Sourced from a distance of 100 km, up to a height of 540 m, the BWSSB spends nearly 60 percent of its budget in pumping water to the Bengaluru metropolitan region. With groundwater reserves overexploited and polluted, and its other two ageing reservoirs — the 120-year-old Heseraghatta and 83-year-old Thippegondanahalli of Cauvery’s Arkavathi tributary — unreliable, Bengaluru is almost entirely dependent on the disputed river.

The large water losses, which ISEC has recorded for the last five years at least, offset any efforts to augment water supply through various stages of Cauvery river water supply projects.

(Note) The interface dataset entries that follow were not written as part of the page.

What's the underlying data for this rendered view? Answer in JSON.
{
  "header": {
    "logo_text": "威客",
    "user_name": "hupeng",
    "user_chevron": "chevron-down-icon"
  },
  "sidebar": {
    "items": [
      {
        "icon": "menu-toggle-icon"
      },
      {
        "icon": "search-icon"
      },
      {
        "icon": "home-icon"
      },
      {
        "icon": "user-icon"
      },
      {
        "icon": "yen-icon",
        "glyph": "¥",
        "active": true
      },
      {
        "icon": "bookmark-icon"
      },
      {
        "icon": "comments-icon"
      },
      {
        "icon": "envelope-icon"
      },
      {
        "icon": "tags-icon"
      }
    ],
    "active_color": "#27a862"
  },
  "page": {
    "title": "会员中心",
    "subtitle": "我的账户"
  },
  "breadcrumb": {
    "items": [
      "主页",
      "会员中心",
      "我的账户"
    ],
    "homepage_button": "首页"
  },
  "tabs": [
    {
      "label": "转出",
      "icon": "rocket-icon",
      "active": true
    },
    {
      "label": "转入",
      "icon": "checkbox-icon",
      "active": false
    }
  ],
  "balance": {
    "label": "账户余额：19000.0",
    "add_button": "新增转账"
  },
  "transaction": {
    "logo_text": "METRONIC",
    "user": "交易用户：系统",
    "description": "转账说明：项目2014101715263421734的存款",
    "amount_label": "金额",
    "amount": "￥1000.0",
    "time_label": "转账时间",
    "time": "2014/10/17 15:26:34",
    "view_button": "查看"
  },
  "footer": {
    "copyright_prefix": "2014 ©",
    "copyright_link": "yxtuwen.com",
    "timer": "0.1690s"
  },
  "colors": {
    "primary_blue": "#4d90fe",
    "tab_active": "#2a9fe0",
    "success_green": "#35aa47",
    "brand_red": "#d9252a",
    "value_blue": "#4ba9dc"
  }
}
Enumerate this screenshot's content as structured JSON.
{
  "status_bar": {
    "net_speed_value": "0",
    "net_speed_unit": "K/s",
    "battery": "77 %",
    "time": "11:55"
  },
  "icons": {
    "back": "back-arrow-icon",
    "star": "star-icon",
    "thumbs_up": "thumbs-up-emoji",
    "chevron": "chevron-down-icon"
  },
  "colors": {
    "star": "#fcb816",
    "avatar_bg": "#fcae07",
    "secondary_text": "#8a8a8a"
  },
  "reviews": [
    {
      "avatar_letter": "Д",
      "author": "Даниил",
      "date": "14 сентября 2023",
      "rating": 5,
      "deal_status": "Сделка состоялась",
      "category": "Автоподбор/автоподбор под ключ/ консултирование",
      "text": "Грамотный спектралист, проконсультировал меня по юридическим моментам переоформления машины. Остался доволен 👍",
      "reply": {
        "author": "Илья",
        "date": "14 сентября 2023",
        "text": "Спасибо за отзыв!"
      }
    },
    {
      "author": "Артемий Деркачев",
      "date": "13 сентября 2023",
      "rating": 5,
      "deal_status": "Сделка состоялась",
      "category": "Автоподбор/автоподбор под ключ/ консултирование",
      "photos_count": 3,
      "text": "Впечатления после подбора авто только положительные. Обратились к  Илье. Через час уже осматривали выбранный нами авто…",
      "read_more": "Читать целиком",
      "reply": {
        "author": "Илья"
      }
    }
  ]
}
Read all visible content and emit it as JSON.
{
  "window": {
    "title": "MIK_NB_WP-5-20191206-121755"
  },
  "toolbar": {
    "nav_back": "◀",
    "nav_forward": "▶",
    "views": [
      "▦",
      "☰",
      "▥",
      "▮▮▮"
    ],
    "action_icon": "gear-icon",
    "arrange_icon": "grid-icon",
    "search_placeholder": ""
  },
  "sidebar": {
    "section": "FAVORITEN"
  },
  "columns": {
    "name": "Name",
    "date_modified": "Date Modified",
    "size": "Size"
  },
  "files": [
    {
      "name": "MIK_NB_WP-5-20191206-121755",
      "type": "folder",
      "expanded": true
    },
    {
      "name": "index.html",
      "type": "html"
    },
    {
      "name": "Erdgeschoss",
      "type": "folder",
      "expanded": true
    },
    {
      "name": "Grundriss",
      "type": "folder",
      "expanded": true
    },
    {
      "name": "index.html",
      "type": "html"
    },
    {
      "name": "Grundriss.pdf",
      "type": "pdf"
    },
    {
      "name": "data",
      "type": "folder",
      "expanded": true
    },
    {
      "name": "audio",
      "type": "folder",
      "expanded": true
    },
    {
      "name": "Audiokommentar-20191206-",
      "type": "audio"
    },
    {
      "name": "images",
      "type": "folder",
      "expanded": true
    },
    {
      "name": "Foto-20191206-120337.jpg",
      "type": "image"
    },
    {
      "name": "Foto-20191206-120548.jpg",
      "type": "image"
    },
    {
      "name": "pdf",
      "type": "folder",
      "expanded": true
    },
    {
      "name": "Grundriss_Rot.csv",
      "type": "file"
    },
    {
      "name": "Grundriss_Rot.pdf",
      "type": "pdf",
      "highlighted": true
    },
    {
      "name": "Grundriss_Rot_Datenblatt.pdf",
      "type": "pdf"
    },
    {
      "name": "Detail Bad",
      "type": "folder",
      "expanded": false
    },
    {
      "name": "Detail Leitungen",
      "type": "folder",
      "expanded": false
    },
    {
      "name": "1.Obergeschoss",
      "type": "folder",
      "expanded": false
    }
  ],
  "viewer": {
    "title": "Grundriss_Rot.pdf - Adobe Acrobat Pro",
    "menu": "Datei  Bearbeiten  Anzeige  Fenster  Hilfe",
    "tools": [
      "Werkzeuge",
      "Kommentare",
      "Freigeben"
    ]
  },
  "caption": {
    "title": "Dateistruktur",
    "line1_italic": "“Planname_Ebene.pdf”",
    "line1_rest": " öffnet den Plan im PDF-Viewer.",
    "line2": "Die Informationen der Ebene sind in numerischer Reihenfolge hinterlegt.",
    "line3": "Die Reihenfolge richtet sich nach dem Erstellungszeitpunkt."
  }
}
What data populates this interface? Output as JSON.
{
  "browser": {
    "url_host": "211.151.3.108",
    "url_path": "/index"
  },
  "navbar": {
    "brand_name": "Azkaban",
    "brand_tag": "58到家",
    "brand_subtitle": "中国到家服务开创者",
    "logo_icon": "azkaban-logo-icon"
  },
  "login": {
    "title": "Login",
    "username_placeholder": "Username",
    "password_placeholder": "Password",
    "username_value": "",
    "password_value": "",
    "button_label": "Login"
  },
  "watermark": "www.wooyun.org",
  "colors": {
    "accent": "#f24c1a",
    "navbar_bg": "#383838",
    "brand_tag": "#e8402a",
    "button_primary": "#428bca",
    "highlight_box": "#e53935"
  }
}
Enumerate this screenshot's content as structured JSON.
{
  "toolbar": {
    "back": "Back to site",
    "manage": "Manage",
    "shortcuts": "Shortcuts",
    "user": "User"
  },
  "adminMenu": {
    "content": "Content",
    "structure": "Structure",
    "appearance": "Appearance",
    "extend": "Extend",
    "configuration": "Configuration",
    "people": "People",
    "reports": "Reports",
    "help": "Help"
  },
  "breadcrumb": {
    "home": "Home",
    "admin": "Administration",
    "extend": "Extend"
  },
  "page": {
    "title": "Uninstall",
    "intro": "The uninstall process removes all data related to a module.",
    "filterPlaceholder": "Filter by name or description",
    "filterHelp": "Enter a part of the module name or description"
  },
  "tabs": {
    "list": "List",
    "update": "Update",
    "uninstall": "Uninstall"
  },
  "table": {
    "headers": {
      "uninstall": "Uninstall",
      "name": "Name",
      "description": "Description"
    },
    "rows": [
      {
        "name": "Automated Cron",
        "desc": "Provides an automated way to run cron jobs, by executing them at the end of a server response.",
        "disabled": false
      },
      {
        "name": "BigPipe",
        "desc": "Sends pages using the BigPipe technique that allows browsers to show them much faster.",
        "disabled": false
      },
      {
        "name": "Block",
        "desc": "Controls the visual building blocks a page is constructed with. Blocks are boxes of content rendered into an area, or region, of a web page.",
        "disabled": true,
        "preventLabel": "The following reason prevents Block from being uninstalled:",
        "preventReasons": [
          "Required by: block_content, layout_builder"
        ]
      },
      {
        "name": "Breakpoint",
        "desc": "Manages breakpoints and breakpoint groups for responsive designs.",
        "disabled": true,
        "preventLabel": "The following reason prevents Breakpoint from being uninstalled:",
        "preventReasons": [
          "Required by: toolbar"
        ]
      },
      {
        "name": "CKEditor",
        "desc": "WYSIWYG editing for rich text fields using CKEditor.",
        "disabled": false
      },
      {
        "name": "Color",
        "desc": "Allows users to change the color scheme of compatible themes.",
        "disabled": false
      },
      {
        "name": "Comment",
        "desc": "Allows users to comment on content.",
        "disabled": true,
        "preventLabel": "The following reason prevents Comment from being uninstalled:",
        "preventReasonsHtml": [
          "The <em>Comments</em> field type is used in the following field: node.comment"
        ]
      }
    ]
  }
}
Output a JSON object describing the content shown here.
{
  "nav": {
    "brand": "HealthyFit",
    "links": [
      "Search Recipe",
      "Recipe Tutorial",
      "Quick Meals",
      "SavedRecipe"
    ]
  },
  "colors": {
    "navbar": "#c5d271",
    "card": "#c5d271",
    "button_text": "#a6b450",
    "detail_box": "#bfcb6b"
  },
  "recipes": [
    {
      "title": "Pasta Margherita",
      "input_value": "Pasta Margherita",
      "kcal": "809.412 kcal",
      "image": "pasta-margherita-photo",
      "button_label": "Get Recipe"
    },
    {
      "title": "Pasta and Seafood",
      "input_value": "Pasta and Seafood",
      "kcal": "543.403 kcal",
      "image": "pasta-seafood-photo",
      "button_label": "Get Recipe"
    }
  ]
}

Thus, efforts to enhance per capita water availability to 150 litres per capita per day (LPCD) to meet World Health Organisation (WHO) and Central Public Health and Environmental Organisation (CPEEHO) standards remain unfulfilled.

“After Stage IV Phase II of the Cauvery Water Supply Scheme (CWSS) was commissioned recently, Bengaluru now receives 1,350 MLD of water daily,” said Raj. “For the city’s population of 8.5 million (Census 2011), this quantity officially raises per capita water availability to 158.82 litres, which is more than sufficient to meet the WHO and CPEEHO standards.” (IANS)